Royal Doulton is passionate about good design which can span generations and that combines modernity with tradition to create pieces that you want to live with. In partnering with the UNSW Art and Design school Royal Doulton is able to nurture and support the designers of tomorrow. The brief, “Wild Geometry” invited entrants to explore and deliver creative concepts through research into the Royal Doulton brand and taking inspiration from nature. Students were asked to develop design concepts for homeware and interior objects in metal, textile or ceramics supported by concepts for a retail display and point of sale design, product packaging and Royal Doulton brand identity collateral.


Georgina Garrity, Annie Kuang, Sherli Liu, Tulla Carson, Joseph Turrin and Kate Perkins.

The brief was answered by an overwhelming 45 students with superior examples of good design across a broad range of disciplines. Entries were carefully evaluated by an influential panel – UNSW senior lecturer Rod Bamford, prominent design writer Penny Craswell, e-retailer Temple & Webster’s Kate Perkins and Georgina Garrity General Manager Sales & Marketing Royal Doulton Australia – who devoted great care and attention while voting each entry. Judges considered the designs aesthetic appeal, its commercial viability, the process, and overall response to the brief. Following a lengthy process due to the high calibre of submissions, four finalists were selected with one winner, a special commendation and two runner ups awarded.

Joseph Turrin, a 3rd year Bachelor of Design student majoring in Ceramics and Textiles was the recipient of the Royal Doulton and UNSW Art & Design Award for 2016. Joseph received the highly coveted four-week internship at the Royal Doulton Design department in Staffordshire, United Kingdom including travel, accommodation and expenses.

Joseph’s winning entry, “Ripples” was inspired by the natural markings of water on the environment which was explored and expressed in hand textured patterns.
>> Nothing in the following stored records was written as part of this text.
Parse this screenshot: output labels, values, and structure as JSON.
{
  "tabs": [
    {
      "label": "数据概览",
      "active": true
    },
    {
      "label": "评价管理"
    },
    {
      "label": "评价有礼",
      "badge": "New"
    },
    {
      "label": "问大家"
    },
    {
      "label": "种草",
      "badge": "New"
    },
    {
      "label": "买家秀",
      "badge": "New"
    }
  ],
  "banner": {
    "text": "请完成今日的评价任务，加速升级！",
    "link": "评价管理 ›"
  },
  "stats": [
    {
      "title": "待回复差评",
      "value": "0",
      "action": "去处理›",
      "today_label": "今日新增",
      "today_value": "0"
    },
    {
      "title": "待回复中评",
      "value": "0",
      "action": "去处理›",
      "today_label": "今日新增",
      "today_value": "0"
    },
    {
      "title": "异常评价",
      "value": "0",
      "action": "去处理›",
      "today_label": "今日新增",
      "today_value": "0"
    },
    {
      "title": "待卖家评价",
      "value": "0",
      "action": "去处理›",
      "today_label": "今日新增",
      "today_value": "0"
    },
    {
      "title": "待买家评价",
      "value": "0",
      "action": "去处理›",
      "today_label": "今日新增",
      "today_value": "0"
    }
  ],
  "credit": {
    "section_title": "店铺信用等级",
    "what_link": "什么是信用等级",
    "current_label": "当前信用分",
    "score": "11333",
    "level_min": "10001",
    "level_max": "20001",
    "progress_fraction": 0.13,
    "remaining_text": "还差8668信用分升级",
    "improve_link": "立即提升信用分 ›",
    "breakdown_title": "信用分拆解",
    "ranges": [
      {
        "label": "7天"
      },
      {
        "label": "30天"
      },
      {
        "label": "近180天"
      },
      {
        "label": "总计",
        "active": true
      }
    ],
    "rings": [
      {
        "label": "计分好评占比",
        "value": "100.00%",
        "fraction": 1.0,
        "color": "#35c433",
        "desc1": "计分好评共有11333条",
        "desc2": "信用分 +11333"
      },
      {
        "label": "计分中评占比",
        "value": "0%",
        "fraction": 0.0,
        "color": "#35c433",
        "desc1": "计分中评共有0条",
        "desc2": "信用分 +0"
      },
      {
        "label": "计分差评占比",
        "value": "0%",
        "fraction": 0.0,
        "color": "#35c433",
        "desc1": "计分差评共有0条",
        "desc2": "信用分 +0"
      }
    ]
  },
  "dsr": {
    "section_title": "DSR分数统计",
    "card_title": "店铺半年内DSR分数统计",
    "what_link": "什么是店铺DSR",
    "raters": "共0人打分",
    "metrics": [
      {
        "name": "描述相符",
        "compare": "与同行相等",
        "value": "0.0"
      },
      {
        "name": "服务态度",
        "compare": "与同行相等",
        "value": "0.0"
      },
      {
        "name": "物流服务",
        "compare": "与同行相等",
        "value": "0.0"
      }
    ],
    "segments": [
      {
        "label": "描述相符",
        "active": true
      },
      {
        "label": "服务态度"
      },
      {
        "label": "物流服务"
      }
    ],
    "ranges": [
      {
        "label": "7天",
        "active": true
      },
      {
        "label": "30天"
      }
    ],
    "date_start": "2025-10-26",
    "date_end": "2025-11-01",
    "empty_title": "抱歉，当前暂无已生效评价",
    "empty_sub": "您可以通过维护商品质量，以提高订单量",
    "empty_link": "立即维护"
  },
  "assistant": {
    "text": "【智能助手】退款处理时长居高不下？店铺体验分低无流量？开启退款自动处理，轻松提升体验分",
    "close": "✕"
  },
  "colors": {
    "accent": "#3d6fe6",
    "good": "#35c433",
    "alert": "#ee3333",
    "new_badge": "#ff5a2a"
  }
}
The collection featured serveware and decorative statement pieces made from high quality paste porcelain. Joseph’s passion and interest in art and design came at a young age through the work of his mother and father who owned the local antiques and homewares business in the small rural town of Dungog.

Joseph Turrin holding a pitcher from his collection, ‘Ripples’.

Highly commended was Annie Kuang, fourth-year Bachelor of Media Arts student at UNSW Art & Design with her submission “Phase”. Fascinated by all forms of art and design, Annie was inspired by water and it different properties. “Phase” is a fascinating, sculptural collection that translates the many unique features of water into tangible homeware objects for drinking tea.

Phase by Annie Kuang

Finalist Tulla Carson, currently undertaking her final honours year, submitted the engaging collection “Vessels for Change”. The collection provokes conversation and thought around our connection to place, environmental impact and individual wellbeing.

Vessels for Change by Tulla Carson.

Bachelor of Design student, Sherli Liu, was the second finalist with her submission “River”. Inspired by Charles Eames’ theory that “Design is a plan for arranging elements in such a way as best to accomplish a particular purpose,”Sherli created an intimate collection of pieces that were the perfect embodiment of purpose and functionality.

River by Sherli Liu